**Exercise instructions**
Extract each line of the data below exactly as written.
=== Section Start ===
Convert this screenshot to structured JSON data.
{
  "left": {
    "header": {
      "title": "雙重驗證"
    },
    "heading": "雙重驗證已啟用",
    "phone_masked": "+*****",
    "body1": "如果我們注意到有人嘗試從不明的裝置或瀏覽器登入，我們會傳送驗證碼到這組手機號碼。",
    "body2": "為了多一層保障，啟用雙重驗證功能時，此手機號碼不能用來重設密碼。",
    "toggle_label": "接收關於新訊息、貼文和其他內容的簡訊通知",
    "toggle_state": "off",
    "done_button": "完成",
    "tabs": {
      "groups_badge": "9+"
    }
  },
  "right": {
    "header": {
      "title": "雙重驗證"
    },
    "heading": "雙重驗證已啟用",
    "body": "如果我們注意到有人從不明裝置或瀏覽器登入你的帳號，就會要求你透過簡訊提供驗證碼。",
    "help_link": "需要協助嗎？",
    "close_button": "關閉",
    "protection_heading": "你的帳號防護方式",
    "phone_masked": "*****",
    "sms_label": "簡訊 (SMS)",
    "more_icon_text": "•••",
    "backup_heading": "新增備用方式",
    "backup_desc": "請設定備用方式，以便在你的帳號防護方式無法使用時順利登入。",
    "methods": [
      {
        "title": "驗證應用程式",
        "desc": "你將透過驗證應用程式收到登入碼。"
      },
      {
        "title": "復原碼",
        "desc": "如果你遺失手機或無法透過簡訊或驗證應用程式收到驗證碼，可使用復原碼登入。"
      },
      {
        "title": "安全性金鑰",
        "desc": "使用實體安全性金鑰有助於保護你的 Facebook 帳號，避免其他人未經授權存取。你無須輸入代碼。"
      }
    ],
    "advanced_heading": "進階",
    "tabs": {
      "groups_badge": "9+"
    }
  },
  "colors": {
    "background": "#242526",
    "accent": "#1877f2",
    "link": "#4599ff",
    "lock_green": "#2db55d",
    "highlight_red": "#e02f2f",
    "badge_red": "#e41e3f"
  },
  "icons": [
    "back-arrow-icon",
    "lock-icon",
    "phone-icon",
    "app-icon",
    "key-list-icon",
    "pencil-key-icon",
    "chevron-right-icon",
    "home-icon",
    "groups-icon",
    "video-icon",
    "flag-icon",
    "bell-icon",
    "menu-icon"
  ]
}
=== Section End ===
**Answer below**
Convert this screenshot to structured JSON data.
{
  "left": {
    "header": {
      "title": "雙重驗證"
    },
    "heading": "雙重驗證已啟用",
    "phone_masked": "+*****",
    "body1": "如果我們注意到有人嘗試從不明的裝置或瀏覽器登入，我們會傳送驗證碼到這組手機號碼。",
    "body2": "為了多一層保障，啟用雙重驗證功能時，此手機號碼不能用來重設密碼。",
    "toggle_label": "接收關於新訊息、貼文和其他內容的簡訊通知",
    "toggle_state": "off",
    "done_button": "完成",
    "tabs": {
      "groups_badge": "9+"
    }
  },
  "right": {
    "header": {
      "title": "雙重驗證"
    },
    "heading": "雙重驗證已啟用",
    "body": "如果我們注意到有人從不明裝置或瀏覽器登入你的帳號，就會要求你透過簡訊提供驗證碼。",
    "help_link": "需要協助嗎？",
    "close_button": "關閉",
    "protection_heading": "你的帳號防護方式",
    "phone_masked": "*****",
    "sms_label": "簡訊 (SMS)",
    "more_icon_text": "•••",
    "backup_heading": "新增備用方式",
    "backup_desc": "請設定備用方式，以便在你的帳號防護方式無法使用時順利登入。",
    "methods": [
      {
        "title": "驗證應用程式",
        "desc": "你將透過驗證應用程式收到登入碼。"
      },
      {
        "title": "復原碼",
        "desc": "如果你遺失手機或無法透過簡訊或驗證應用程式收到驗證碼，可使用復原碼登入。"
      },
      {
        "title": "安全性金鑰",
        "desc": "使用實體安全性金鑰有助於保護你的 Facebook 帳號，避免其他人未經授權存取。你無須輸入代碼。"
      }
    ],
    "advanced_heading": "進階",
    "tabs": {
      "groups_badge": "9+"
    }
  },
  "colors": {
    "background": "#242526",
    "accent": "#1877f2",
    "link": "#4599ff",
    "lock_green": "#2db55d",
    "highlight_red": "#e02f2f",
    "badge_red": "#e41e3f"
  },
  "icons": [
    "back-arrow-icon",
    "lock-icon",
    "phone-icon",
    "app-icon",
    "key-list-icon",
    "pencil-key-icon",
    "chevron-right-icon",
    "home-icon",
    "groups-icon",
    "video-icon",
    "flag-icon",
    "bell-icon",
    "menu-icon"
  ]
}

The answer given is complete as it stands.